The simplest way to open an RStudio project once it has been created
is to click through your file system to get to the directory where it
was saved and double click on the
.Rproj file. This will
open RStudio and start your R session in the same directory as the
.Rproj file. All your data, plots and scripts will now be
relative to the project directory. RStudio projects have the added
benefit of allowing you to open multiple projects at the same time each
open to its own project directory. This allows you to keep multiple
projects open without them interfering with each other.
Although there is no “best” way to lay out a project, there are some general principles to adhere to that will make project management easier:
This is probably the most important goal of setting up a project. Data is typically time consuming and/or expensive to collect. Working with them interactively (e.g., in Excel) where they can be modified means you are never sure of where the data came from, or how it has been modified since collection.

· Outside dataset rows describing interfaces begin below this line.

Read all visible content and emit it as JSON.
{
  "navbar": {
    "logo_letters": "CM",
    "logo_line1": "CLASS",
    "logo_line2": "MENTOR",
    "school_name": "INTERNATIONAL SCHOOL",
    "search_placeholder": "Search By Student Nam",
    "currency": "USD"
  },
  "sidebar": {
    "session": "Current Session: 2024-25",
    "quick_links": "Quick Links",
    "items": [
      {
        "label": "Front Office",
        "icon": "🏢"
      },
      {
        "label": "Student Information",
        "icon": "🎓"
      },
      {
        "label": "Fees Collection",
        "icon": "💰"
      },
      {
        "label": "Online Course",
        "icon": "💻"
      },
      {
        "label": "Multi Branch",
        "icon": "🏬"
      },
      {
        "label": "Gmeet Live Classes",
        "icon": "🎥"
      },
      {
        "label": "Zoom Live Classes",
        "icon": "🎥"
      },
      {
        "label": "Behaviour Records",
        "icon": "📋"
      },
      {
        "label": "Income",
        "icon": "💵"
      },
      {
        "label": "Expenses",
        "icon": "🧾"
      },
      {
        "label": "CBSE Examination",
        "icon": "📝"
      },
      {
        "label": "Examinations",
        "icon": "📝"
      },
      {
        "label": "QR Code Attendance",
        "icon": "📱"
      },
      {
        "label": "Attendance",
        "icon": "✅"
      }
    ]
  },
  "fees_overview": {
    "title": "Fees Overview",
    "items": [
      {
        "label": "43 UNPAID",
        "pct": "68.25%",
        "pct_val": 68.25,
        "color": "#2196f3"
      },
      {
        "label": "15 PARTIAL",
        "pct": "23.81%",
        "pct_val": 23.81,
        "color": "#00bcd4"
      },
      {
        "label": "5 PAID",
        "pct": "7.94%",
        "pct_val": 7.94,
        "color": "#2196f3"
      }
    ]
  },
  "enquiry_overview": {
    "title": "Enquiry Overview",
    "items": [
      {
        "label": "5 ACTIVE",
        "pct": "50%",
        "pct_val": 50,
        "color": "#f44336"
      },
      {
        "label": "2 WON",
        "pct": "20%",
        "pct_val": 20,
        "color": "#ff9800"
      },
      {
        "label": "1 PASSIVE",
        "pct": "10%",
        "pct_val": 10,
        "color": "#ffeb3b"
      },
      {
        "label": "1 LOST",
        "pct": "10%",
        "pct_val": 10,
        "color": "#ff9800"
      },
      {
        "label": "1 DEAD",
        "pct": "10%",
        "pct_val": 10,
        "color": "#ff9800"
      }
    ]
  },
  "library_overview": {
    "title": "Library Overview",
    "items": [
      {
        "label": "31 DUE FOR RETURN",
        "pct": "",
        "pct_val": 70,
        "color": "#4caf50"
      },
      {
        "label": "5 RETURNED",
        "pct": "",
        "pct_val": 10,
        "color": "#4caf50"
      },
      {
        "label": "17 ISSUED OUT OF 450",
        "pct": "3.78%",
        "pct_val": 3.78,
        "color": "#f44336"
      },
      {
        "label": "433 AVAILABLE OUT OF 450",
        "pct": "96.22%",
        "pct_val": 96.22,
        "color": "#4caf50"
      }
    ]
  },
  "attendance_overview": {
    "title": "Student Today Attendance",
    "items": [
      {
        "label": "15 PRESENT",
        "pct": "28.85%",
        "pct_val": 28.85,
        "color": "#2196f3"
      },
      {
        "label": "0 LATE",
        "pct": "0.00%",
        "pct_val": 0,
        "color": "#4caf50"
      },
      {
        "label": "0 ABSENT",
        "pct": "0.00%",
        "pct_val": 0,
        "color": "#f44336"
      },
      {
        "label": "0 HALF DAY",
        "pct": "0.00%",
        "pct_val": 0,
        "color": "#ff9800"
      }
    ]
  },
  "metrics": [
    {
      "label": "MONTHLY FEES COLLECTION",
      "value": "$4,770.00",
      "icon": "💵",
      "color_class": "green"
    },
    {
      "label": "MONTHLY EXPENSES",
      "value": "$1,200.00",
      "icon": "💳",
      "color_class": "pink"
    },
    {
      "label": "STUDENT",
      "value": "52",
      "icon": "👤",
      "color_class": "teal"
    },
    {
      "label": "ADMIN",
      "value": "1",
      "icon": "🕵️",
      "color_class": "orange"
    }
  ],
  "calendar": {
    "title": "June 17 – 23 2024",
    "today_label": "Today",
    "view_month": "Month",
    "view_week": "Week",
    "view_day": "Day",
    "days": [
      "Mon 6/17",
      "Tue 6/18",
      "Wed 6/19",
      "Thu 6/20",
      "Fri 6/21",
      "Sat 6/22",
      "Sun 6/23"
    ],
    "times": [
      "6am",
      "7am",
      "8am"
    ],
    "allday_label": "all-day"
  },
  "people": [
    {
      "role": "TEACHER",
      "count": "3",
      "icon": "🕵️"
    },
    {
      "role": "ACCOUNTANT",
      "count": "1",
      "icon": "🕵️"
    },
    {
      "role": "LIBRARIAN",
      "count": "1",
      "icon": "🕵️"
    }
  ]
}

It is therefore a good idea to treat your data as “read-only”.
In many cases your data will be “dirty”: it will need significant preprocessing to get into a format R (or any other programming language) will find useful. This task is sometimes called “data munging”. Storing these scripts in a separate folder, and creating a second “read-only” data folder to hold the “cleaned” data sets can prevent confusion between the two sets.
Anything generated by your scripts should be treated as disposable: it should all be able to be regenerated from your scripts.
There are lots of different ways to manage this output. Having an output folder with different sub-directories for each separate analysis makes it easier later. Since many analyses are exploratory and don’t end up being used in the final project, and some of the analyses get shared between projects.
Good Enough Practices for Scientific computing gives the following recommendations for project organization:
- Put each project in its own directory, which is named after the
- Put text documents associated with the project in the
- Put raw data and metadata in the
datadirectory, and files generated during cleanup and analysis in a
- Put source for the project’s scripts and programs in the
srcdirectory, and programs brought in from elsewhere or compiled locally in the
- Name all files to reflect their content or function.
One of the more effective ways to work with R is to start by writing the code you want to run directly in a .R script, and then running the selected lines (either using the keyboard shortcuts in RStudio or clicking the “Run” button) in the interactive R console.
When your project is in its early stages, the initial
script file usually contains many lines of directly executed code. Make
sure to comment your code, so you know the intention of each bit, and
once you have a clearer idea of what you want, tidy up your script so it
only contains what is important.
Download the palmer penguins data and place it in your
data folder, calling it
- Go to the raw palmer penguins data
- Right click in the browser window
- Choose “save as…”
- Navigate to your project’s data folder
- Save the file to this location
It is important to use version control with projects.
Go here for a good lesson which describes using Git with RStudio.